THE OPPOSITE OF SEX, an acid-bath of a comedy from 1998, written & directed by Don Roos. Most sources and reviews deem it a romantic comedy. Boil me in castor oil: it is to “romantic comedy” what The Inquisition was to due process. Two strong performances and some zinging malicious putdowns give it enough cred for a once-over. Lather, rinse, no repeat.
“This is how we do things on the Planet Maturia. We have much to teach you.”
Sixteen-year-old ‘Dedee Truitt’ (Christina Ricci, 17) is white-trash from Louisiana (in MovieWorld, all white trash are Southern: it’s a Commandment). Completely absent of morals, when she moves in with her older, gay half-brother ‘Bill’ (Martin Donovan), a cultivated school teacher in Indiana, she seduces his younger boyfriend, gets pregnant and starts a cruel blackmail spiral that draws in ‘Lucia’ (Lisa Kudrow), sister of Bill’s deceased partner. Secondary characters are either supportive of the frazzled Bill and flustered Lucia or complicit with the carelessly crude and casually devious Dedee.

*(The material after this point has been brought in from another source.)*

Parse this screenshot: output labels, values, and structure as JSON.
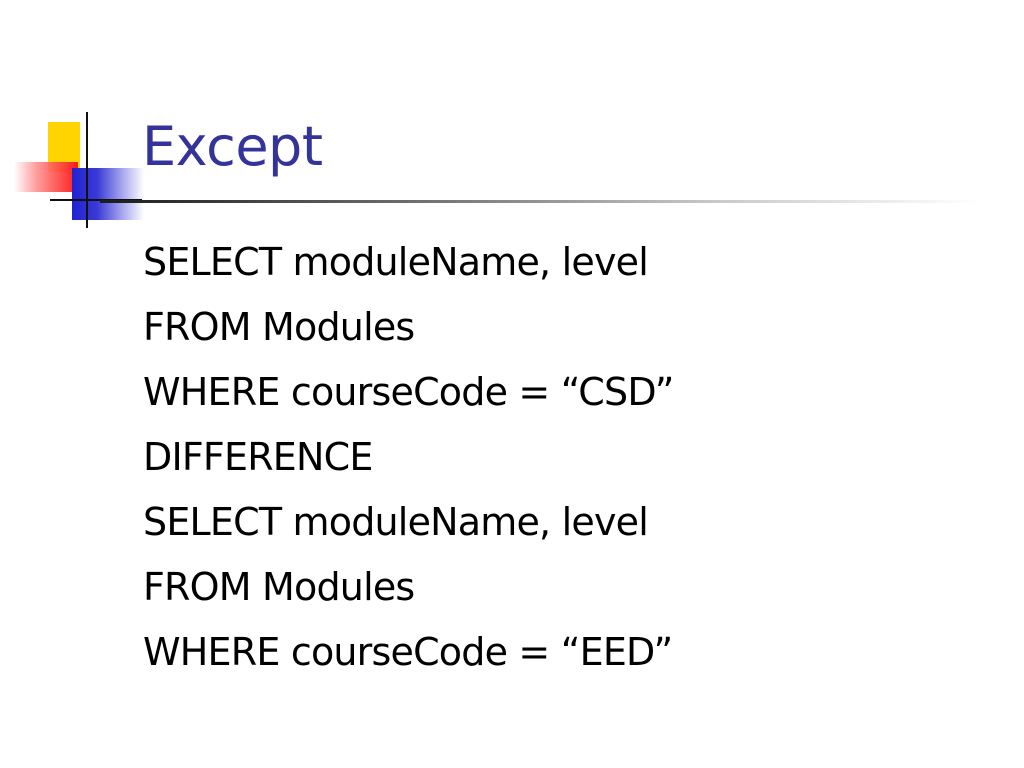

DEDEE: “I’d like a Long Island iced tea, please.” BILL: “Is that a good idea, for the baby?” DEDEE: “Oh, please. This baby owes its life to Long Island iced teas, if you know what I mean.”
Though the script is chock-full of smart dialogue, gleefully objectionable, eventually the continual nastiness wears thin, and Kudrow’s character is the only one to raise any empathy or sympathy. Secondary players Ivan Sergei (the boyfriend Dedee ‘turns’) and Lyle Lovett (a sheriff interested in Lucia) are blandly put over. Lovett’s quirky casting was a dud mistake: stick to singing.
DEDEE: “God! How does a woman get so bitter?” LUCIA: “Observation.”
Ricci nails the slutty schemer with her usual bravado. Kudrow’s excellent handle on sad, lonely—and, yes, bitter—Lucia is the strongest element in the mix: the best developed character, getting many of the funniest lines, and delivering the most impressive acting.
Critics approved, but the $5,000,000 scald-scold wasn’t a box-office draw, grossing just $6,367,000. With William Lee Scott, Johnny Gelecki, Colin Ferguson. 105 minutes.
“Seems like everybody’s having sex but me. Good for them. It’s not that I’m against sex. I mean, it was clever of God or evolution or whatever to hook the survival of the species to it because we’re gonna screw around no what. It was a smarter thing to pick than say… the instinct to share your toys or return phone calls. We’d have died out like eons ago. But on the minus side, God… all the ‘attachment’ that goes with it. It’s like this net. Sex always ends in kids or disease, or like, you know, relationships. That’s exactly what I don’t want. I want the opposite of all that. Because it’s not worth it, not really, is it? When you think about it?”